Making lifestyle changes isn’t simply a matter of more willpower or stronger strength of character, there are underlying neurochemical pathways at play that influence how we respond to stimuli and what gives us pleasurable, positive feedback. People who struggle with lifestyle change may tell themselves (or hear from others) that it is “all in their head.” If you think about it from the perspective I’ve just put forth, this is true, but it is a matter of neurochemistry of the brain not a personality flaw!
If you’d like to discuss your personal food and lifestyle challenges with me in person, please schedule a free 15 minute consultation with me by calling (858) 459-6919 or email at firstname.lastname@example.org.
1 Blum K, Thanos PK, Gold MS. Dopamine and glucose, obesity, and reward deficiency syndrome.
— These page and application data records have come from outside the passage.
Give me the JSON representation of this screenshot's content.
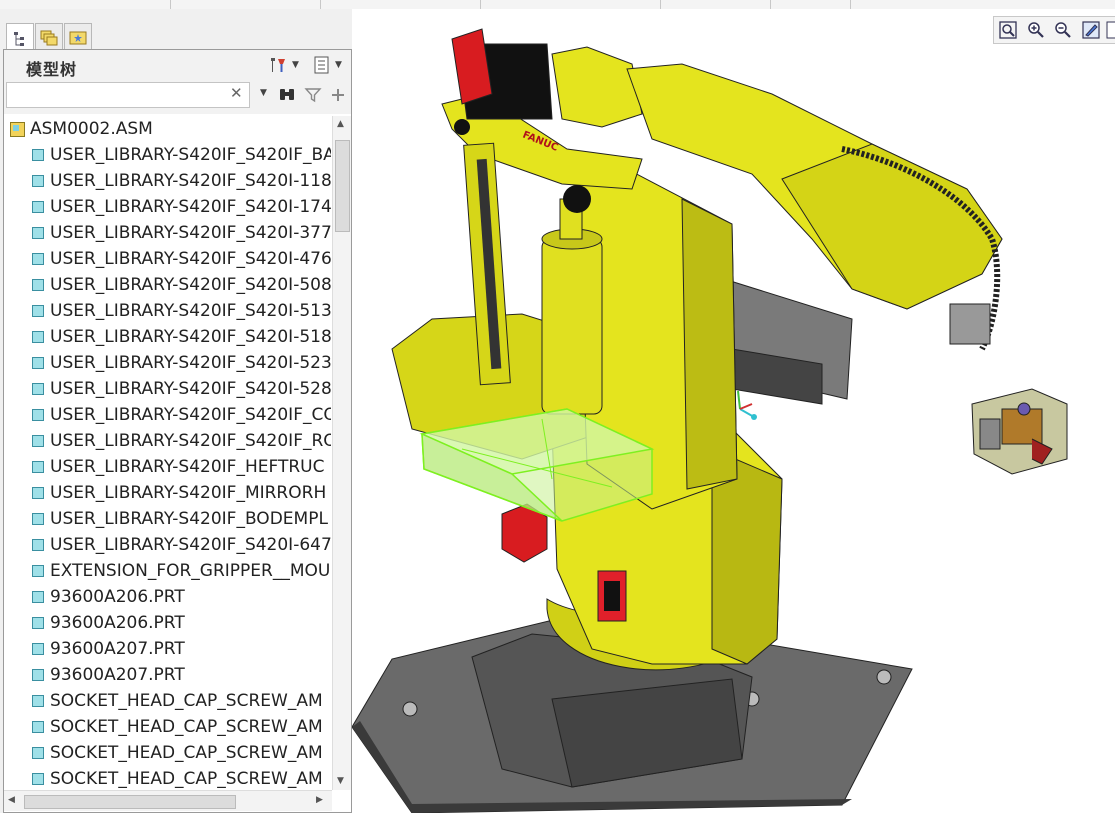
{
  "panel": {
    "tabs": [
      {
        "icon": "model-tree-icon"
      },
      {
        "icon": "layers-icon"
      },
      {
        "icon": "favorites-icon"
      }
    ],
    "title": "模型树",
    "header_buttons": [
      {
        "icon": "settings-icon"
      },
      {
        "icon": "show-list-icon"
      }
    ],
    "search": {
      "value": "",
      "placeholder": ""
    },
    "search_buttons": [
      {
        "icon": "find-binoculars-icon"
      },
      {
        "icon": "filter-icon"
      },
      {
        "icon": "add-icon"
      }
    ],
    "root": {
      "label": "ASM0002.ASM"
    },
    "items": [
      {
        "label": "USER_LIBRARY-S420IF_S420IF_BA"
      },
      {
        "label": "USER_LIBRARY-S420IF_S420I-118"
      },
      {
        "label": "USER_LIBRARY-S420IF_S420I-174"
      },
      {
        "label": "USER_LIBRARY-S420IF_S420I-377"
      },
      {
        "label": "USER_LIBRARY-S420IF_S420I-476"
      },
      {
        "label": "USER_LIBRARY-S420IF_S420I-508"
      },
      {
        "label": "USER_LIBRARY-S420IF_S420I-513"
      },
      {
        "label": "USER_LIBRARY-S420IF_S420I-518"
      },
      {
        "label": "USER_LIBRARY-S420IF_S420I-523"
      },
      {
        "label": "USER_LIBRARY-S420IF_S420I-528"
      },
      {
        "label": "USER_LIBRARY-S420IF_S420IF_CO"
      },
      {
        "label": "USER_LIBRARY-S420IF_S420IF_RO"
      },
      {
        "label": "USER_LIBRARY-S420IF_HEFTRUC"
      },
      {
        "label": "USER_LIBRARY-S420IF_MIRRORH"
      },
      {
        "label": "USER_LIBRARY-S420IF_BODEMPL"
      },
      {
        "label": "USER_LIBRARY-S420IF_S420I-647"
      },
      {
        "label": "EXTENSION_FOR_GRIPPER__MOU"
      },
      {
        "label": "93600A206.PRT"
      },
      {
        "label": "93600A206.PRT"
      },
      {
        "label": "93600A207.PRT"
      },
      {
        "label": "93600A207.PRT"
      },
      {
        "label": "SOCKET_HEAD_CAP_SCREW_AM"
      },
      {
        "label": "SOCKET_HEAD_CAP_SCREW_AM"
      },
      {
        "label": "SOCKET_HEAD_CAP_SCREW_AM"
      },
      {
        "label": "SOCKET_HEAD_CAP_SCREW_AM"
      }
    ]
  },
  "viewport": {
    "robot_logo": "FANUC",
    "toolbar": [
      {
        "icon": "refit-icon"
      },
      {
        "icon": "zoom-in-icon"
      },
      {
        "icon": "zoom-out-icon"
      },
      {
        "icon": "repaint-icon"
      }
    ],
    "colors": {
      "robot_yellow": "#e4e41e",
      "selection_green": "#7ef020",
      "base_gray": "#6a6a6a",
      "accent_red": "#e0202a"
    }
  }
}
Front Psychol. 2014 Sep 17;5:919. doi: 10.3389/fpsyg.2014.00919. eCollection 2014. Review. PubMed PMID: 25278909; PubMed Central PMCID: PMC4166230. 2 Bizot J, Le Bihan C, Puech AJ, Hamon M, Thiebot M. Serotonin and tolerance to delay of reward in rats. Psychopharmacology (Berl). 1999 Oct;146(4):400-12. PubMed PMID: 10550490. 3 Perfumi M, Mattioli L. Adaptogenic and central system effects of single doses of 3% rosavin and 1% salidroside Rhodiola rosea L. extract in mice. Phytother Res. 21 2007 37-43.